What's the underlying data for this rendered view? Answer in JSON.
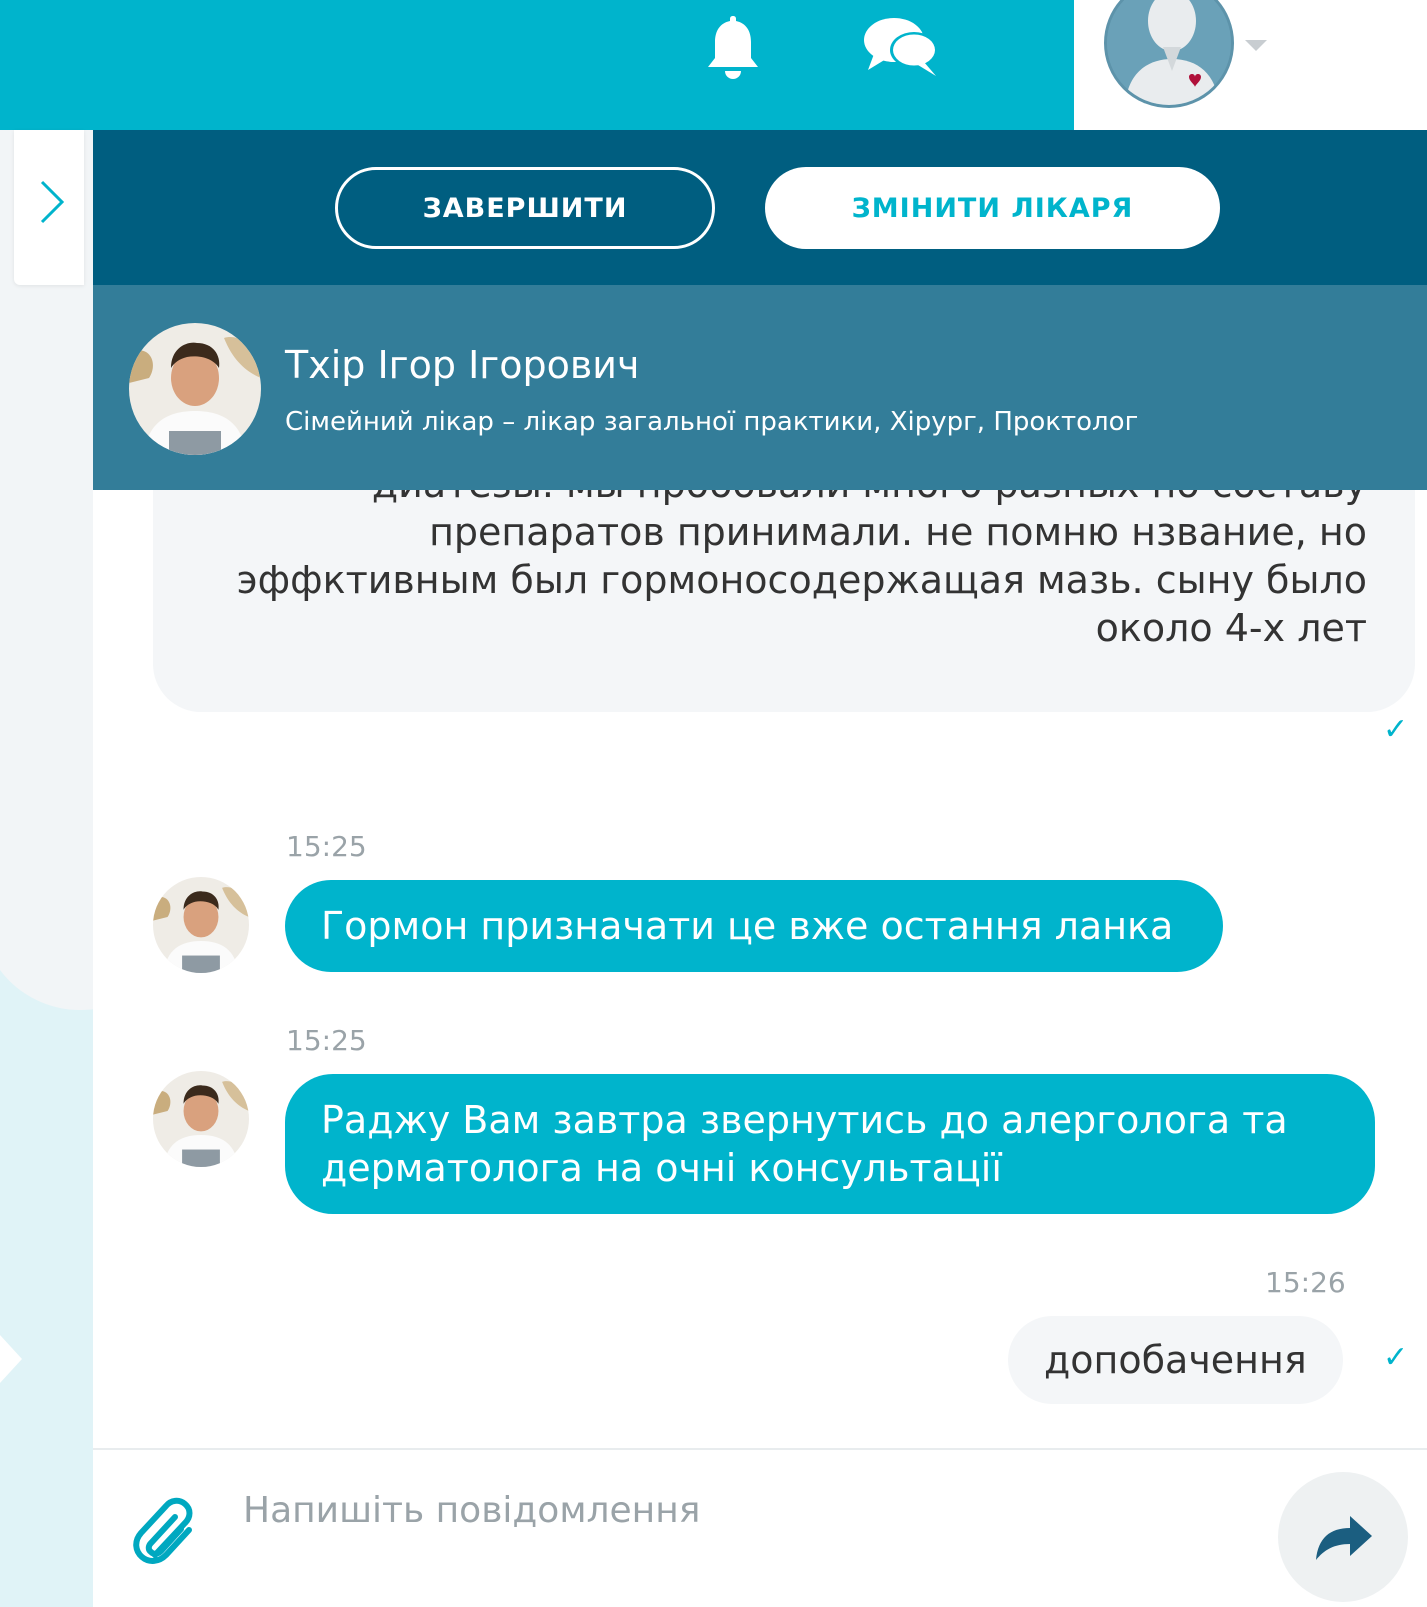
{
  "header": {
    "notifications_icon": "bell-icon",
    "messages_icon": "chat-bubbles-icon",
    "user_avatar_icon": "user-avatar-icon",
    "menu_caret_icon": "chevron-down-icon",
    "brand_color": "#00b4cc"
  },
  "sidebar": {
    "toggle_icon": "chevron-right-icon"
  },
  "actions": {
    "finish_label": "ЗАВЕРШИТИ",
    "change_doctor_label": "ЗМІНИТИ ЛІКАРЯ"
  },
  "doctor": {
    "name": "Тхір Ігор Ігорович",
    "specialization": "Сімейний лікар – лікар загальної практики, Хірург, Проктолог"
  },
  "messages": [
    {
      "sender": "user",
      "text": "у моего сташего сына в маленьком возрасте были частые диатезы. мы пробовали много разных по составу препаратов принимали. не помню нзвание, но эффктивным был гормоносодержащая мазь. сыну было около 4-х лет",
      "status": "read"
    },
    {
      "sender": "doctor",
      "time": "15:25",
      "text": "Гормон призначати це вже остання ланка"
    },
    {
      "sender": "doctor",
      "time": "15:25",
      "text": "Раджу Вам завтра звернутись до алерголога та дерматолога на очні консультації"
    },
    {
      "sender": "user",
      "time": "15:26",
      "text": "допобачення",
      "status": "read"
    }
  ],
  "composer": {
    "placeholder": "Напишіть повідомлення",
    "attach_icon": "paperclip-icon",
    "send_icon": "send-arrow-icon"
  },
  "check_mark": "✓"
}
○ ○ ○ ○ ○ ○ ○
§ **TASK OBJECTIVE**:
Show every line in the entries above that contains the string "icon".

§ **ANSWER BOX**:
    "notifications_icon": "bell-icon",
    "messages_icon": "chat-bubbles-icon",
    "user_avatar_icon": "user-avatar-icon",
    "menu_caret_icon": "chevron-down-icon",
    "toggle_icon": "chevron-right-icon"
    "attach_icon": "paperclip-icon",
    "send_icon": "send-arrow-icon"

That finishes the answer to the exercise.